WHAT THE EXERCISE ASKS >> Beneath this task is a listing. State how many of its lines include the string "Salva", giving nothing but the number.

TASK DATA >>

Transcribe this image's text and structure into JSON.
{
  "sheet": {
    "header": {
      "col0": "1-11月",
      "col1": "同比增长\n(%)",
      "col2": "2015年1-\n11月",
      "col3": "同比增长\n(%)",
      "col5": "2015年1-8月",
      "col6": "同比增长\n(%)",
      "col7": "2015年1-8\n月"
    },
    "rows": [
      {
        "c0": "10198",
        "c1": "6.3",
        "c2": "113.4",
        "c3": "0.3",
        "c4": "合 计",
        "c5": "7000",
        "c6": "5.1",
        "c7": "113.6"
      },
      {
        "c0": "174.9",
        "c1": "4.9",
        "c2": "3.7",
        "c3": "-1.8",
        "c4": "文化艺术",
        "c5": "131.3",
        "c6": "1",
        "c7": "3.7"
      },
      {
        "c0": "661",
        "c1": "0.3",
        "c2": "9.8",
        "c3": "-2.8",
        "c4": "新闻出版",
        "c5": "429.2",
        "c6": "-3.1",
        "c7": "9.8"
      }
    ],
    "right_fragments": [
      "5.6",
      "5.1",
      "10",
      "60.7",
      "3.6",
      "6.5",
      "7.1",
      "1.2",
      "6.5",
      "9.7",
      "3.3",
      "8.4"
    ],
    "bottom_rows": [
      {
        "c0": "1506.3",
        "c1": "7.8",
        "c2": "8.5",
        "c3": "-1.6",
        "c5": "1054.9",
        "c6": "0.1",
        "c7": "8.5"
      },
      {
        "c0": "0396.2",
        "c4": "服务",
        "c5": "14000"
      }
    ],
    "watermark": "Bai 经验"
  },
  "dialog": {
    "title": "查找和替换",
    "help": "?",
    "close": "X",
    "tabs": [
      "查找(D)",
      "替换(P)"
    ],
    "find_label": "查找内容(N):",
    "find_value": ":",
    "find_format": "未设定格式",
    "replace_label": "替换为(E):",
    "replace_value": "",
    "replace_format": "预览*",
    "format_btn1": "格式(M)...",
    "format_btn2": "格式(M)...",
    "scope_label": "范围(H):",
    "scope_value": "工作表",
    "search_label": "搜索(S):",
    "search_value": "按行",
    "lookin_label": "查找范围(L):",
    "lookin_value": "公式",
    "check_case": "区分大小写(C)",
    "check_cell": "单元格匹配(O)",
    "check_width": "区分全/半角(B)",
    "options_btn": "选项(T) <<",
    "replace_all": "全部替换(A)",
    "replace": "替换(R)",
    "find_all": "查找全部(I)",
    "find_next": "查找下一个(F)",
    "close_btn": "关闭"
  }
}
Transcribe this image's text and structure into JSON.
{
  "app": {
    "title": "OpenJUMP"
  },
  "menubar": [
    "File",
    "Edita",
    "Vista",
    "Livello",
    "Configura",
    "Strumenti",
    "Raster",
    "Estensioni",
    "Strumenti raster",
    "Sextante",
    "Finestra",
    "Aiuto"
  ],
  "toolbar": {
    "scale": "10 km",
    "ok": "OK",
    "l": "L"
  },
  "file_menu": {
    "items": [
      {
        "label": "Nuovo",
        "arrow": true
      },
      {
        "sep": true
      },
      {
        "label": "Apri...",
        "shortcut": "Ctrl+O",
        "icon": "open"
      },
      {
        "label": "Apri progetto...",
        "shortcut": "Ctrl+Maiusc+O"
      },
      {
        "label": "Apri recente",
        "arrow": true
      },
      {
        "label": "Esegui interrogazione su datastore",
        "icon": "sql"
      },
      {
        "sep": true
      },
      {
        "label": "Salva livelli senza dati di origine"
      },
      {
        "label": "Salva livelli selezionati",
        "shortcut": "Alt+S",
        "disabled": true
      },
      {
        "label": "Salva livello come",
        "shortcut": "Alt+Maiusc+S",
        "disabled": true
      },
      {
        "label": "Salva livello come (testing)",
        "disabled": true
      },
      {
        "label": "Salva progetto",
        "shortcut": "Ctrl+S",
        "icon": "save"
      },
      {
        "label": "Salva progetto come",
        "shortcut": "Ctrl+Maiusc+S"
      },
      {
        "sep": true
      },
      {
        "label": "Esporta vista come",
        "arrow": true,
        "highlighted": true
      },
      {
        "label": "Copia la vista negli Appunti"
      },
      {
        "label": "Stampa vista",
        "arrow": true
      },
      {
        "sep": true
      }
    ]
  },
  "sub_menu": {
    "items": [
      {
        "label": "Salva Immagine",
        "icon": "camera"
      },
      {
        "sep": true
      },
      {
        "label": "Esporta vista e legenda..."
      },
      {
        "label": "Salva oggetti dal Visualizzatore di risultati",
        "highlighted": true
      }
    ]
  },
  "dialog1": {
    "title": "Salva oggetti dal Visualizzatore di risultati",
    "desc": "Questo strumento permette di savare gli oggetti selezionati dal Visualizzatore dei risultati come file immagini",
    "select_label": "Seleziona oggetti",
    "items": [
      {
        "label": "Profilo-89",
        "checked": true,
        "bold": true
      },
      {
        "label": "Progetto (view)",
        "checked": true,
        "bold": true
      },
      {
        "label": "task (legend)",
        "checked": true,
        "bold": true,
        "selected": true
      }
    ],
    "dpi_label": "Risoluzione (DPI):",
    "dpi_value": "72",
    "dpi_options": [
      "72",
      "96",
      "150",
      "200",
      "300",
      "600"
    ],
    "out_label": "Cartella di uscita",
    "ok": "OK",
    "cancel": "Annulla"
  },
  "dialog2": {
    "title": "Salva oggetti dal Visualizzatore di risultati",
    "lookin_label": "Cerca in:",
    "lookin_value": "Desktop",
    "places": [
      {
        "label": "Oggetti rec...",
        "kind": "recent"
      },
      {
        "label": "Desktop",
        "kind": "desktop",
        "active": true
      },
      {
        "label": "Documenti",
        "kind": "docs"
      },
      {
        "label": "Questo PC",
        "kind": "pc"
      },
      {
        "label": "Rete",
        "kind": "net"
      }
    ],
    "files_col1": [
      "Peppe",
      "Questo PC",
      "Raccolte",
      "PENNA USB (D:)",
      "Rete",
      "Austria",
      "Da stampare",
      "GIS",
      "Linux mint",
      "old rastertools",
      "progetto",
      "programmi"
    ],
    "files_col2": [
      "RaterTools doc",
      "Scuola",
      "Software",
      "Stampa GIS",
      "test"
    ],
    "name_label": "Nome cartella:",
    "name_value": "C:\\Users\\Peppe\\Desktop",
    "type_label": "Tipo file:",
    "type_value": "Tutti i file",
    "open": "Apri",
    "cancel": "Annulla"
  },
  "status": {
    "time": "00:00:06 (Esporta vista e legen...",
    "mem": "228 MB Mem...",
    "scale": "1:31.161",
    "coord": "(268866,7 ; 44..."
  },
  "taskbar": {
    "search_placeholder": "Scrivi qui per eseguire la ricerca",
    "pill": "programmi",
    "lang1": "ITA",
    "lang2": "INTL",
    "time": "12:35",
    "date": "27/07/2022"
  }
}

SOLUTION TO THIS PROBLEM >> 10